Navigation Messaging System
The Navigation Messaging System (NMS) is built into the ARC framework. It allows skills to push data (location & obstacle detection) into the messaging system. Then, mapping/navigation SLAM skills can subscribe to the navigation events. The NMS was designed to provide transparent navigation to the user in ARC. You do not have to write any complicated code because the robot skills will do the work for navigation and obstacle avoidance.
The NMS stack consists of sensors that feed data into the messaging system, which are received by mapping skills.
Level #1 - Map & Navigation
This is the way to view the sensor data and organize it into maps for navigating. There are a few skills which do this. They subscribe to the sensor event data and assemble a map. Then, they provide you the ability to click on the map and instruct the robot where to navigate to (either way-point or any destination depending on your sensor data). A few navigation skills are...
Level #3 - Sensor Groups
Skills you require are sensors that feed data into the messaging system that maps are made from. The navigation messaging system collects data by supporting two sensor input groups...
- lidar/obstacle scanners (optional): any kind of sensor that can detect obstacles (laser, 360 degree lidar ultrasonic, IR, etc.). The sensor will detect objects and mark on the map where the robot cannot go (i.e. walls, sofa, chairs, etc.). Supported skills are...
- Localization navigation: Special sensors that keep track of the robot's position (pose) in the real world (IPS, wheel encoders, roomba movement panel, intel realsense t265, etc.). *Note: only one Group #2 sensor can be active at one time.
What Sensors Do You Need?

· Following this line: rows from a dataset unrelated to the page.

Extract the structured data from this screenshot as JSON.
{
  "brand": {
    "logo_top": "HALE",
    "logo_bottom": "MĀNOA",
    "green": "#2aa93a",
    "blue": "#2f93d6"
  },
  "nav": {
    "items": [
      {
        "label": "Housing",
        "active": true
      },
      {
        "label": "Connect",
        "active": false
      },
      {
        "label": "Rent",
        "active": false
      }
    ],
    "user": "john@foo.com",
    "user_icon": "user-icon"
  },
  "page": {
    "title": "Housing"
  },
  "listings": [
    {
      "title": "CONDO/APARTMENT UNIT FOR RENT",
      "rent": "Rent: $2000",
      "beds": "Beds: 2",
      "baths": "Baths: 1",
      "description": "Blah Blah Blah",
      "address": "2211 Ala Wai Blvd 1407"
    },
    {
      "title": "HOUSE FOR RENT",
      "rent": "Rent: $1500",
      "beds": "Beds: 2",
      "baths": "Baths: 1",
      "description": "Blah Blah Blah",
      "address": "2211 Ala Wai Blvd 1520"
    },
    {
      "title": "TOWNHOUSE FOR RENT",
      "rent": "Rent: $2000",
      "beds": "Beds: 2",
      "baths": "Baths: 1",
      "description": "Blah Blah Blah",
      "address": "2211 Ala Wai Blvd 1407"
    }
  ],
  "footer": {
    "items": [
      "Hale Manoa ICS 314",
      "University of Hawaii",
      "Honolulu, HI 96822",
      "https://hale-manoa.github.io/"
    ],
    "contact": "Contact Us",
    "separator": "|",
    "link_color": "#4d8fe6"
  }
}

Generally, a Level #1 navigator will require a Level #3 Sensor #2 for navigating because it is the sensor that knows where the robot is. Sensor group #1 is optional because it is used to create a no-go map of places the robot cannot go. However, your robot can still navigate through pre-recorded paths with only sensor group #2. It'll be up to you to decide how important autonomous navigation is vs pre-recorded paths.For Pre-recorded Path
This option uses only sensor group #2.The robot can only drive pre-recorded paths to pre-defined way-points within the map.For Autonomous Navigation
This option uses both sensor groups #1 & #2. The robot can drive any path to get to any destination within the map.
Cartesian Coordinate System
This robot skill uses cartesian coordinates to reference the robot's position from the starting position. The starting position is always 0,0 and is defined at startup. As the robot navigates, the skill measures the distance from the starting position. The unit of measurement is in CM (centimeters). Read more about the cartesian coordinate system on Wikipedia.
Navigation, localization, and known pose positioning of robotics has been researched and documented by many experts. While the Intel T265 has demonstrated the greatest success at inside-out localization, there are many other methods that have been attempted over the years. The topic of reach into robot navigation is far too vast to be covered in this manual. However, we'll leave you with a few papers that have greatly influenced the robot industry in this field.
- Where Am I? - Systems and Methods for Mobile Robot Positioning by J. Borenstein, H. R. Everett, and L. Feng
- Carleton Winter 2012 Position Estimation presentation